• – lhf Jun 8 at 13:08
• You may want to search online for things like "predicting outcomes of football matches", there is literature on this (for example, see this.) – Minus One-Twelfth Jun 9 at 2:39

Probability theory is to provide you with the methodology of computing probabilities given other probabilities and certain relationships between events.

Probability theory cannot predict the occurence of events. The most that probabilty theory can do for you is well described in the following joke -- better said: probability theory explains why the following is a joke.

Traveller: Hey, ticket officer, what is the probabity that there will be a bomb on the airplana?

Ticket officer: It is about one to one thousand, sir.

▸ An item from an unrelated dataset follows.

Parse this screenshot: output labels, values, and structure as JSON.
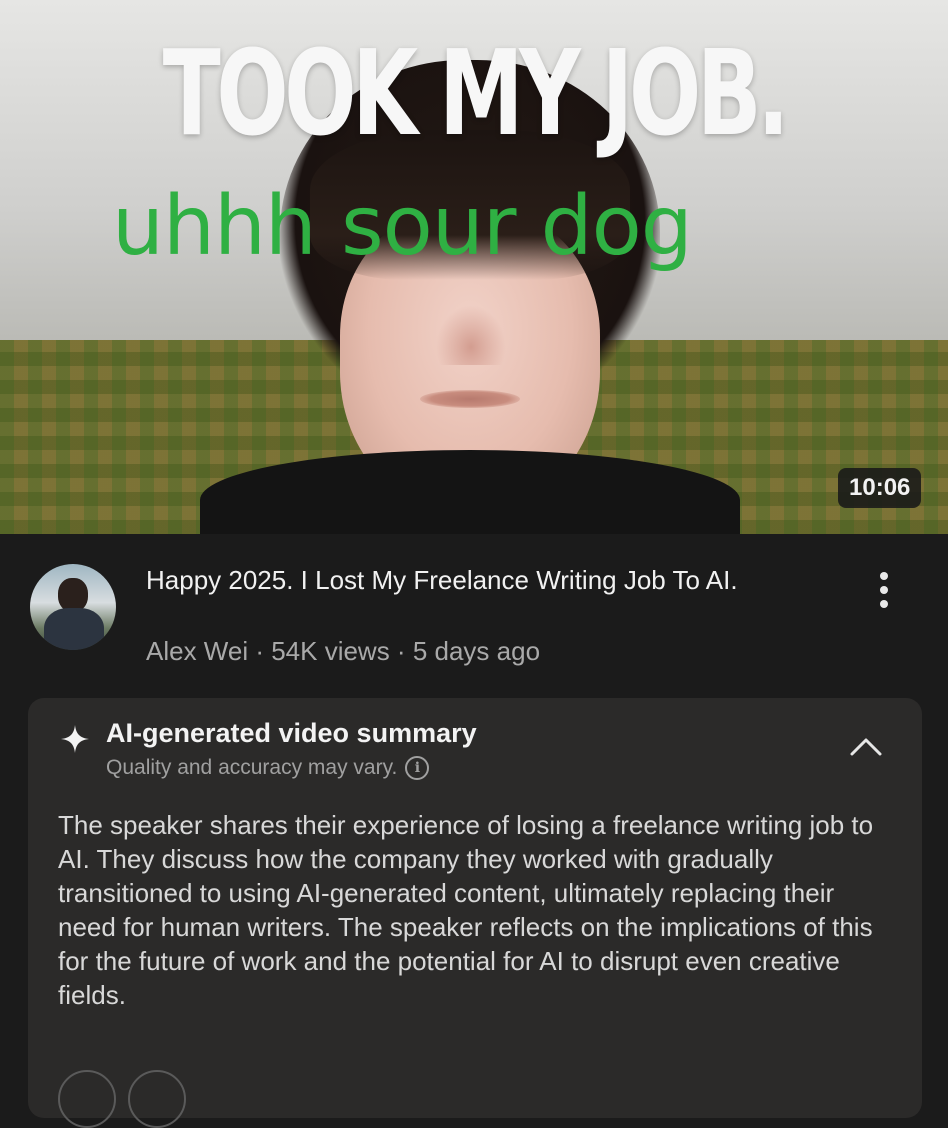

Traveller: Quite high of a probability. Huhh. Let me think... Hey, and what is the probability that there will be two bombs on the same plane?

Ticket officer: The probability of that event is is one to one million, sir.

Traveller: No problem. That is OK. So I will check in one or two bombs.

• This is my favored joke about probabilities ! I have another one about statistics that I do not think I could post here. $\to +1$ for reporting the joke. Cheers :-) – Claude Leibovici Jun 8 at 13:22
• Come on Claude, tell us please....... @ClaudeLeibovici – Aqua Jun 8 at 15:36
• Send me an e-mail (address in profile) and I shall tell you. – Claude Leibovici Jun 9 at 1:43
• @Claude Leibovici: zzzgyorfi@gmail.com. – zoli Jun 9 at 6:53

The answer to your question is "no" when applied to "such as cricket matches" but often "yes" in other contexts.

If you flip a coin over and over again there is no formula to predict the next toss, but several that make very accurate predictions of how close to half heads half tails you will probably be in the long run, or how often you should expect to see a run of $$10$$ heads in a row.

The mathematics that models where the planets will be in the sky years from now or how to guide a space probe to Mars or Pluto makes astonishingly accurate predictions.